Additional new proposals include: a) changing staffing requirements for English Learner teachers to differentiate based upon the proficiency level of students in school divisions as opposed to the existing ratio, which is based on total numbers of English Learner students, b) removing school nurse, school social worker, and school psychologist positions from the SOQ support position category creating local flexibility for how these positions are filled while also guaranteeing state funding support, c) shifting the Early Reading Intervention Program into the SOQs and basing reading specialist staff ratio/deployment on the number of students failing the third grade Reading assessment, and d) creating state and regional Work-Based Learning Coordinators to help fulfill the goals of the Profile of a Virginia Graduate to foster connections between school divisions and the business community to advance work-based learning opportunities.

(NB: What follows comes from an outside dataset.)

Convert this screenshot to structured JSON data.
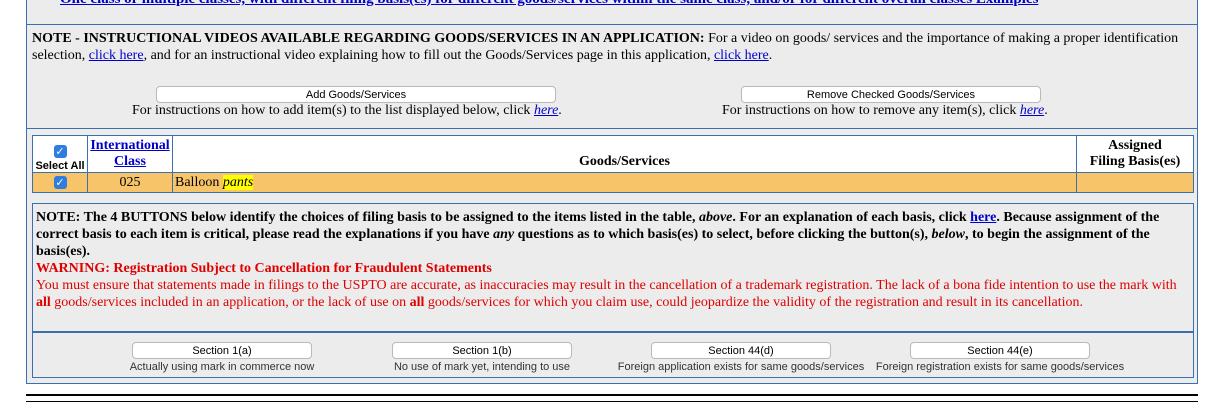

Funding of SOQ requirements is met by a combination of state and local resources. Local ability to pay for standards with required local effort (RLE) is determined by the composite index formula, which is updated every two years to account for the latest available state and local values in real property, adjusted gross income, retail sales, average daily membership of students, and total population.
All the new proposals under consideration by VBOE in their current form would involve a combination of state funding and RLE. Some localities may already have committed to funding some of the proposed requirements, and as such, would be eligible to receive new additional state funding support should they be enacted. However, this may not be the case for all of the proposals and for all localities. A chart detailing the estimated state and local fiscal impact of the proposals can be viewed below:
VBOE continues to consider whether to recommend the SOQ revisions to the Governor and General Assembly or to issue them as prescriptions. VBOE President Dan Gecker indicated during the meeting that they have reached out to the Attorney General’s office for additional clarification as to the constitutional options available to VBOE in this regard. If they chose to issue the latter, the General Assembly would potentially either adopt the revised SOQs as prescribed or to make alterations in the biennial budget. VBOE meets next on October 17, at which point they hope to have this information and take a final vote on the proposed revisions of the SOQ. If you are interested in submitting public comment to VBOE, information on how to do so may be found here.
In other VBOE related news, VBOE received a report detailing Rebenchmarking of the Direct Aid to Public Education Budget for the 2020-2022 Biennium. The rebenchmarked budget represents the state cost of continuing the current Direct Aid programs into the next biennium, with updates to the input data used in the funding formulas that determine the cost of the programs. This technical process occurs every two years and incorporates the latest data to reflect changes in enrollment, salaries, support costs, inflation, and other factors. This process impacts localities as it helps determine RLE. The initial estimated state cost of rebenchmarking for the upcoming biennium was stated to be $595.7 million.
VACo Contact: Jeremy R. Bennett